Ok.  I have been delaying this post because (1) I have been really busy with work and family and (2) I’m not quite sure what to say about OERs beyond the fact that they terrify me.  Don’t get me wrong, I like the concept, I agree we should be sharing and using ideas and materials.  But using OERs in the classroom seems like it would be a lot of work.  Mark and Michele’s talk was great.  The talk really got me thinking about the many facets to OERs.  There is  a lot to think about.  And as a librarian who does instruction on how to do research and is always looking for new ideas, I’m still not brave enough to explore beyond the mainstream.  My concerns are partly due to not knowing if OERs have been properly vetted and being unsure about vetting them myself.  And I am also not confident enough to actually contribute something of my own.  So, at this point, all I can say about OERs is, yes, I think they are a cool idea, but I’m not ready to go there.  I need to get some more information and feedback on OERs before I would be willing to dive into that arena.  Given my time constraints and all the other things in my life demanding attention, I’m concerned I cannot give these materials the attention they need to then turn around and use them constructively and effectively in the classroom.  However I do like the idea of their use as part of a way to supplement and enhance a primary text or texts (not necessarily a textbook) in a class.

Book Sale at My Library Today and Tomorrow

We are 17 minutes into a two day book sale at our library today and the place is mobbed.  Books, LPs, scores and ephemera are all up for grabs.  I have worked in libraries for many years now, and in an independent bookstore (Bank Square Books), years ago, and I still love the excitement that accompanies such events.  There are students, staff and faculty all over the place.  It is really crowded.  Everyone is pouring over the pickings, piles are accumulating at the edges, friends are declaring jealousy over coveted finds.  It is invigorating to see the hunger and excitement on everyone’s face, the longing in the eyes of those who have to run off to class, the delight in those who ‘stumble’ upon the sale, the gratitude of the buyers being able to acquire their finds so cheaply, the anxious inquires over the location of the nearest ATM, the tense moments when another shopper mistakenly starts browsing someone else’s pile.  Book sales are great!

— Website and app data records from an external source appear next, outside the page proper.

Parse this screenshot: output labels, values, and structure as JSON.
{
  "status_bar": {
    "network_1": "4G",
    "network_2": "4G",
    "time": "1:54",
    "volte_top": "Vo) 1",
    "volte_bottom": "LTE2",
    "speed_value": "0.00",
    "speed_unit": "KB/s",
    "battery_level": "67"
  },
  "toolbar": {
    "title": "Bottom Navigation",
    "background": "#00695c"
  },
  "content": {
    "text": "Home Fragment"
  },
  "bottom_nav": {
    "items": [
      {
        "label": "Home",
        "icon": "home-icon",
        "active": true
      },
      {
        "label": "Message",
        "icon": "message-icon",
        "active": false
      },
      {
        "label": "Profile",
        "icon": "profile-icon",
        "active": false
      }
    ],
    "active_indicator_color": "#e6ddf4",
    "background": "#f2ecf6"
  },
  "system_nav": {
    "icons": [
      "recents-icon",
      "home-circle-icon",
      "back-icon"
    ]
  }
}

And yet . . . I sit here at the Reference Desk, as the book sale plays out in front of me, literally about three feet (the depth of the desk) away from me (because it is raining outside).  I’m in the middle of it and yet strangely removed from it.  I’m just doing my regular Reference Desk shift.  As a result, I can’t browse the sale myself.  So, while I love all the excitement over the book sale, I am intensely jealous.  I cheer for everyone finding such great things and secretly my heart is saying, like an immature toddler: ‘But I want those!’  So here I sit, loving the excitement and suffering from a serious case of the book sale blues.  Anyone have a reference question?